I took away three things from this culinary extravaganza. One: Ireland is probably sadly under-rated as a foodie tourist destination. Two: the friendly welcome everywhere is totally in proportion to the quality of the food. And three: there is a pride and a dedication to sourcing the best Ireland has to offer, which speaks volumes for both its past and its future.
I can’t finish this post without mentioning Guinness, now can I? Well, to be fair, I should also mention Murphy’s, which I sampled in Cork. And no way am I going to come down in favor of one or the other without trying them both side by side, sip by sip! However, Guinness proved to be more than just a beverage – it is also a destination!
A complete contrast to almost everything we had experienced on the Wild Atlantic Way, Fáilte Ireland hosted an opening night event for TBEX at the Guinness Storehouse, where we washed down tapa sized portions of beef in Guinness, skewered prawns and lamb kofta, confit of duck and chilli chicken lollipops and other tasty delights with pint after pint of the black stuff.
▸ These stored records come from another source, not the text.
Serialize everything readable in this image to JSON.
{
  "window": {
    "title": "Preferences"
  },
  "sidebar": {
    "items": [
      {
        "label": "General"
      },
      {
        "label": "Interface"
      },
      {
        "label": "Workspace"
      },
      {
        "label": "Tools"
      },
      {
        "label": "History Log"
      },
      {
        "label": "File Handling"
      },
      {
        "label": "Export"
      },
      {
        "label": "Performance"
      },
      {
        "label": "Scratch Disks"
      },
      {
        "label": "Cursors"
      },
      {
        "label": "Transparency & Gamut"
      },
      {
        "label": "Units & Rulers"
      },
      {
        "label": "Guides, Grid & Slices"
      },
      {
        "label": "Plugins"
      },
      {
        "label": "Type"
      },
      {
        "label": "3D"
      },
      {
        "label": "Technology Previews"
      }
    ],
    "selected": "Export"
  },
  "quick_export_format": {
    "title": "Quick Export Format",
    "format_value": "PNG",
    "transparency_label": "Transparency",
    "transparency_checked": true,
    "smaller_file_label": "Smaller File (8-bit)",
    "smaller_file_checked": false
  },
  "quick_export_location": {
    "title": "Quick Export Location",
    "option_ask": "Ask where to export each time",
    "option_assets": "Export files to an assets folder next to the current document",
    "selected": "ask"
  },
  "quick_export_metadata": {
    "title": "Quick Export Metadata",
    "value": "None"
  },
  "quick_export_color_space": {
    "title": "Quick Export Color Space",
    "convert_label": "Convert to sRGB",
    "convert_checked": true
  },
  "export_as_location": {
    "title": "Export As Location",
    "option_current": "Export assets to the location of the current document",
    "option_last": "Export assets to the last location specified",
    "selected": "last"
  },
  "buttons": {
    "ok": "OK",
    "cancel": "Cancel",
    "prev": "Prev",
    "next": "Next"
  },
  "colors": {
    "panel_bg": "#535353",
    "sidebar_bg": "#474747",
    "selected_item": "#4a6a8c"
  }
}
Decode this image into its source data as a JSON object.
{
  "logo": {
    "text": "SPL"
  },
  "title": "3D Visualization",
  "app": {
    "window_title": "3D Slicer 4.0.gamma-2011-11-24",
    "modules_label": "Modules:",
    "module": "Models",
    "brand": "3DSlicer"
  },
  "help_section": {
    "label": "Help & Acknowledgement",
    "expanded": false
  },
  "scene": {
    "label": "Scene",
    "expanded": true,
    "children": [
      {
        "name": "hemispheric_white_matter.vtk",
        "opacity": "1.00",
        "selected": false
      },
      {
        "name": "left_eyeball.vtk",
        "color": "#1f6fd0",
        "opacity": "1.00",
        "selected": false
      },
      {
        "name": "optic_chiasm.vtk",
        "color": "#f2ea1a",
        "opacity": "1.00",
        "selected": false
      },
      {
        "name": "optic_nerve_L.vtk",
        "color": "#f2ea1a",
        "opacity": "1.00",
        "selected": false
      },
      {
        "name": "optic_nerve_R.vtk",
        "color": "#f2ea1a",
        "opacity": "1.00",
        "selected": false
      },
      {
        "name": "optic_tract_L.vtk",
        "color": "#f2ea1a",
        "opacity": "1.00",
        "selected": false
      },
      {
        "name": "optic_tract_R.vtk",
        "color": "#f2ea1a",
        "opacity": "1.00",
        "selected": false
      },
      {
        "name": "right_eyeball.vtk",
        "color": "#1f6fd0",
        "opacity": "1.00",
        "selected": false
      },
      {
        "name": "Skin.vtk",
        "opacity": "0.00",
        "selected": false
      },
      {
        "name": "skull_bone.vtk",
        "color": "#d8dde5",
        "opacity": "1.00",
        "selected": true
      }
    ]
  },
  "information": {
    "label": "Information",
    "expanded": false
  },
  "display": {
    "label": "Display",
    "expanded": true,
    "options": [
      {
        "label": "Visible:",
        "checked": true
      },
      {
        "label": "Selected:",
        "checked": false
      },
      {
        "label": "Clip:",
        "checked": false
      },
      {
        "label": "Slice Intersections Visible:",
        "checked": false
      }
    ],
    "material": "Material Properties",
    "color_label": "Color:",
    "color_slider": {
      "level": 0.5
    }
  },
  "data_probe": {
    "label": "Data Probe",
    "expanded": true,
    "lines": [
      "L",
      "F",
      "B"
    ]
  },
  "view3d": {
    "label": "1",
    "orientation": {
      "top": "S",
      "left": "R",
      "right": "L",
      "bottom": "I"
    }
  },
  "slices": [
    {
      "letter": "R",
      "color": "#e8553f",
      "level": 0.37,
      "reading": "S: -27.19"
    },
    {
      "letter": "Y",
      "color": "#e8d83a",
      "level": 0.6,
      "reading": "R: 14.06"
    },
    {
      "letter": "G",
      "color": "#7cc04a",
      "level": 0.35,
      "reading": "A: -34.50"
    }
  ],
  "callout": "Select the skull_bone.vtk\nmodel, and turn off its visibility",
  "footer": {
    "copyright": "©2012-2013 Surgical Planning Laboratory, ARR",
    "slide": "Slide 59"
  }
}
This was sophisticated, capital city catering, another indication of that fusion of tradition and creativity that evidently is the signature of 21st century Ireland.
Oh – and for the record – yes Guinness does taste better in situ than elsewhere. Ah, well, as if I needed yet another reason to go back to Ireland!
If you hadn’t gathered from the post, I took this trip along The Wild Atlantic Way as a guest of Fáilte Ireland. The well-worn phrase goes something like “All opinions are my own”. I very much hope that’s obvious. I can only say a huge thank you to Fáilte Ireland for this incredible glimpse of their country, and say I will be back to search for those pieces of my heart in the not-too-distant future!